Ironically, I’m posting on Valentine’s Day — I may be the holiday’s least popular fan. I don’t like hearts (not a fan of the shape), the packaged candy (don’t enjoy bad chocolate or chalky sugar), balloons (they shrivel, squeak and make that awful popping sound), singing grams or stuffed bears holding I Love You hearts (cue red face and dust mites), or the expectation of receiving/giving something.
Even as a child, Valentine’s Day stressed me out. It all seemed to be a frenzied hoopla. I did, however, look forward to one thing: receiving my Grandpa’s cookies in the mail.
A rugged German farmer with a knack for building furniture who always expected lunch at exactly noon and whom I never heard say “please” the length of his life, my Grandpa made the most delicious Valentine’s cookies I’ve ever had. He decorated them in layers of cookie and pink and white frosting, with delicate looping borders. The man was a calligraphy frosting genius. There was something about those cookies that were genuine, simple, and ever so lovely.
At some point in college I became more jaded (possibly through a series of horrid breakups), and at the peak of my growing hatred for the day, I remembered those cookies, and how I missed them. And how they brought me joy through my first 16 years. I decided Valentine’s Day is supposed to be about enjoying something with people you care about, not last-minute dinner reservations or pink lace.
So I thought about what I enjoy: war movies, eating fantastic homemade food, staying inside when it’s freezing cold, and having an altogether no-pressure, relaxed evening. That’s been my Valentine’s Day tradition now for the past six years, and I have to say, my hate of the day has lessened. I even look forward to it now.

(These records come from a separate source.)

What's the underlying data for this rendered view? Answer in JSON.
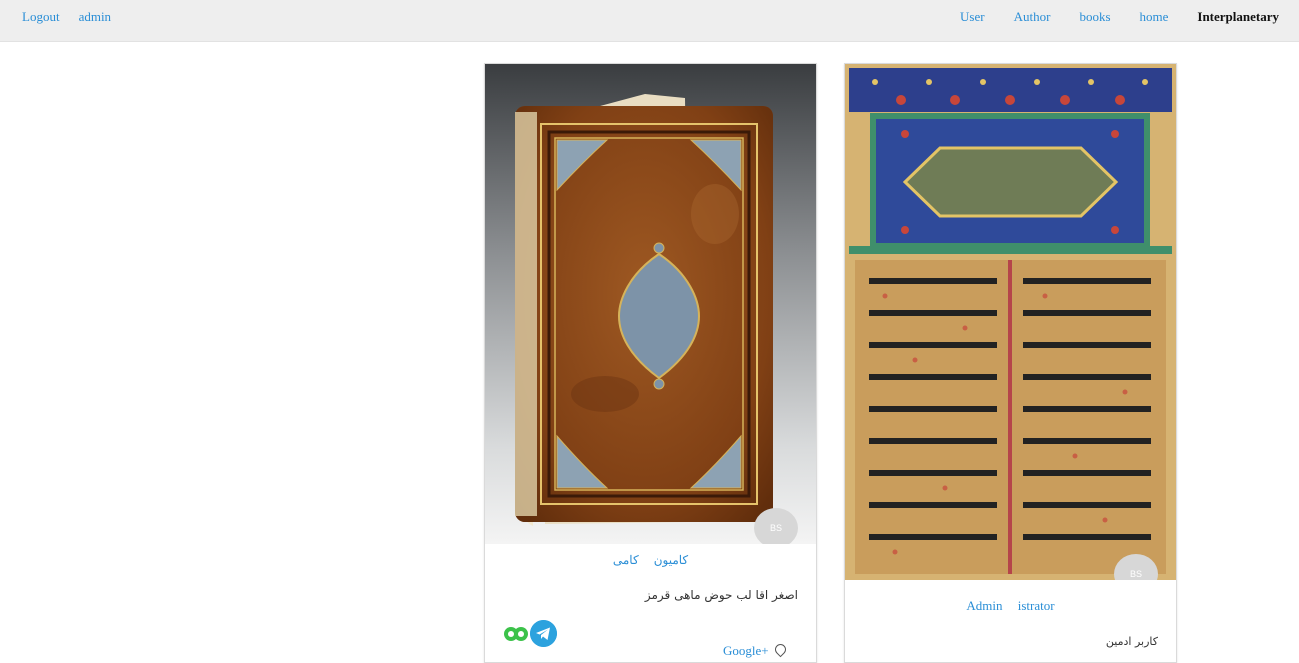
{
  "nav": {
    "left": [
      {
        "label": "Logout"
      },
      {
        "label": "admin"
      }
    ],
    "right": [
      {
        "label": "User"
      },
      {
        "label": "Author"
      },
      {
        "label": "books"
      },
      {
        "label": "home"
      }
    ],
    "brand": "Interplanetary"
  },
  "cards": [
    {
      "image": "book-cover-image",
      "avatar_text": "BS",
      "authors": [
        "کامی",
        "کامیون"
      ],
      "caption": "اصغر اقا لب حوض ماهی قرمز",
      "share": [
        "telegram-icon",
        "share-green-icon"
      ],
      "link": "Google+"
    },
    {
      "image": "illuminated-manuscript-image",
      "avatar_text": "BS",
      "authors": [
        "Admin",
        "istrator"
      ],
      "caption": "کاربر ادمین"
    }
  ],
  "colors": {
    "link": "#2a8ed6",
    "navbar_bg": "#eeeeee",
    "avatar": "#d7d7d7",
    "telegram": "#2ca2de",
    "share_green": "#3cc24a"
  }
}
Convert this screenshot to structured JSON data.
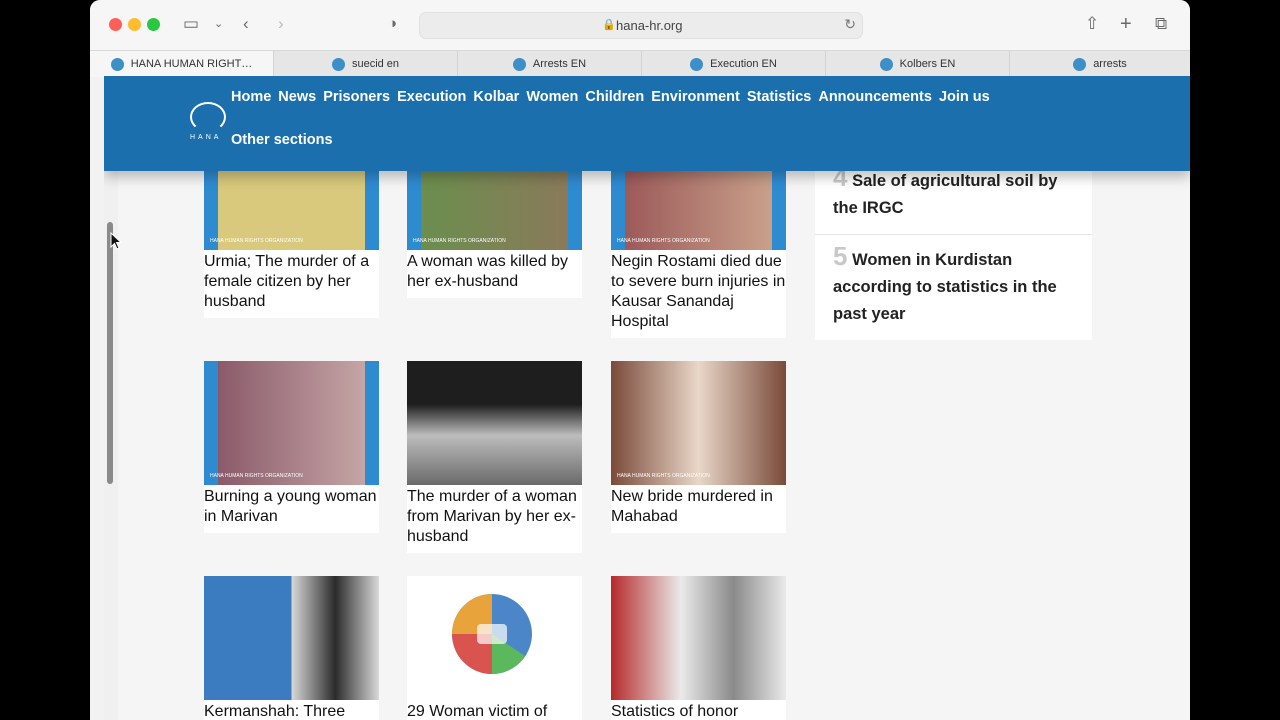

My nontraditional take on the holiday got me wondering how other culture’s celebrate it. A quick search at http://newsfeed.time.com/2012/02/13/valentines-day-traditions-around-the-world/slide/more-lists showed that although American traditions have influenced many cultures, they’ve also added twists of their own. In Thailand, couples celebrate weddings by hanging off cliff sides and sky-diving. Women also lay red roses and candles in the Trimurti shrine at the feet of the Hindu deity in hopes of finding a husband. In Guatemala, people dress up in masks or Mayan attire and participate in a senior citizen’s parade. In Germany, they make giant heart-shaped gingerbread cookies and hang them around their lover’s necks. In the Philippines, Valentine’s Day has become a time when hundreds of couples have mass marriages. In Japan, chocolate companies are bombarded by the obligatory tradition of women giving chocolates to their male colleagues, known as giri-choko (obligation chocolate). In return, men give women white chocolates in March.
Whether you love or loathe this 14th day of February, I hope you do something you enjoy with someone you love, even if it involves Russell Stover, heart balloons, jewelry, chalky candy, last-minute dinner reservations, stuffed bears, singing-grams, or a new tradition. Or even your favorite cookie.
What’s your Valentine’s Day tradition? For unique ideas to celebrate those you love, check out Experience Life magazine’s compilation of articles on relationships at http://experiencelife.com/newsflashes/unique-ways-to-celebrate-love-and-relationships/.
Image: Found on Etsy.com, these cookies bring back memories of my Grandpa, and are quite similar to the fantastic frosting decorations he once created.